(Data items)
******************************

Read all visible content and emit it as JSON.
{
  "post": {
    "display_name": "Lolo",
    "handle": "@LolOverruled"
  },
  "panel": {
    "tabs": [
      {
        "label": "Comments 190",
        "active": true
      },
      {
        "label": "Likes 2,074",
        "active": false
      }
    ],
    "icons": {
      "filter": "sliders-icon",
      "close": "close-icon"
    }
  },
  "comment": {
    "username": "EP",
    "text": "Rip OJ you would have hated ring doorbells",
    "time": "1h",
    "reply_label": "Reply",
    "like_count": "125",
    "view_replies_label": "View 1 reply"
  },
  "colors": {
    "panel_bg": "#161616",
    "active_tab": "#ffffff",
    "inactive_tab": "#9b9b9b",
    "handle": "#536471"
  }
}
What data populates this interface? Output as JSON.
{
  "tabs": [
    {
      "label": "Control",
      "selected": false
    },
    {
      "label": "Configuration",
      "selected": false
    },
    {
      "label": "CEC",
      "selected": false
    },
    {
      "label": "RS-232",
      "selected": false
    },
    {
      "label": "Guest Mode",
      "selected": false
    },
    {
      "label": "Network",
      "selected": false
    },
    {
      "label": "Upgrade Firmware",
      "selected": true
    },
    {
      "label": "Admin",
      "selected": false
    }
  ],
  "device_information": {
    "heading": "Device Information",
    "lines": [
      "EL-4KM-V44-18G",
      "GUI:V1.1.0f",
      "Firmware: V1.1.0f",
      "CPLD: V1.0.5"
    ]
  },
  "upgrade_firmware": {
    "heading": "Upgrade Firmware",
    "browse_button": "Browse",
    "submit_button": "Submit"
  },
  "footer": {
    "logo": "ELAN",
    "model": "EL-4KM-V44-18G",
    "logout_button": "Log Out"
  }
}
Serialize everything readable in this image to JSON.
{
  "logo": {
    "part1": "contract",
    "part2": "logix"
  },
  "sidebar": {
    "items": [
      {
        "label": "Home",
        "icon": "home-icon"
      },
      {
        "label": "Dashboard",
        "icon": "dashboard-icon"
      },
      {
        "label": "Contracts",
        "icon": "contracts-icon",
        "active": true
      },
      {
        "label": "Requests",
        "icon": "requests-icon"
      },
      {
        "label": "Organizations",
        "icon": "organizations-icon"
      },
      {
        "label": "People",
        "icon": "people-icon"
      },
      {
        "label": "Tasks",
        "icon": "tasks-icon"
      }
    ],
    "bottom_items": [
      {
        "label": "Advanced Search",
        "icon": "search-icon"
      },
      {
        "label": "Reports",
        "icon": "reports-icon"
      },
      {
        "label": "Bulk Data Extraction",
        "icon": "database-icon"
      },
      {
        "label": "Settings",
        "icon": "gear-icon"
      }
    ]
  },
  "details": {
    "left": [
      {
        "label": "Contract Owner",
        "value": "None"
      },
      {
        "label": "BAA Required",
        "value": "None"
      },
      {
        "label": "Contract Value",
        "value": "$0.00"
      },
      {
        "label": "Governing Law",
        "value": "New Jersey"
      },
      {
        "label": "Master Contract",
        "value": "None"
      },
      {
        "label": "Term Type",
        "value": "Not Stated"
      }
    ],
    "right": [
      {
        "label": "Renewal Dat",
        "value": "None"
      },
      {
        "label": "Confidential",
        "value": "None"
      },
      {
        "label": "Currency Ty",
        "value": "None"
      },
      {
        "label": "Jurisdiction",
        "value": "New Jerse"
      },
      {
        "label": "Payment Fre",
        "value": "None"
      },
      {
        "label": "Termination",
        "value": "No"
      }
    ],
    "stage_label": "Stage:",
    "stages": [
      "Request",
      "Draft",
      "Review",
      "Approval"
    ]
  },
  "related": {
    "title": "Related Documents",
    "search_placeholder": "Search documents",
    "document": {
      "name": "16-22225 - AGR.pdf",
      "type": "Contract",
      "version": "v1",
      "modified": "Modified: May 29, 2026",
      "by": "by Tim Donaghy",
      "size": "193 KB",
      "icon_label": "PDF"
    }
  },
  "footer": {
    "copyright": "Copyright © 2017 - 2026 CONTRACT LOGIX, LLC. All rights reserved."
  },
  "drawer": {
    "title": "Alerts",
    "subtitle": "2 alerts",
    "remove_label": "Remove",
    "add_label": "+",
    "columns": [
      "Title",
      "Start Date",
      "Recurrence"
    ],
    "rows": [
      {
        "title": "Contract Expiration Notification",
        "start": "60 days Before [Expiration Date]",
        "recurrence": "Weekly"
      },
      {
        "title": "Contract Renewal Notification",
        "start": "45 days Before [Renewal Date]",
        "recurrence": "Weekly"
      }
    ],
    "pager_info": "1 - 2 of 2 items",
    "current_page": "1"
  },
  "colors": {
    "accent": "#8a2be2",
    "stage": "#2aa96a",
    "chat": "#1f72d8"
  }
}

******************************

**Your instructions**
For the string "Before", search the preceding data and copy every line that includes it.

**Written answer**
        "start": "60 days Before [Expiration Date]",
        "start": "45 days Before [Renewal Date]",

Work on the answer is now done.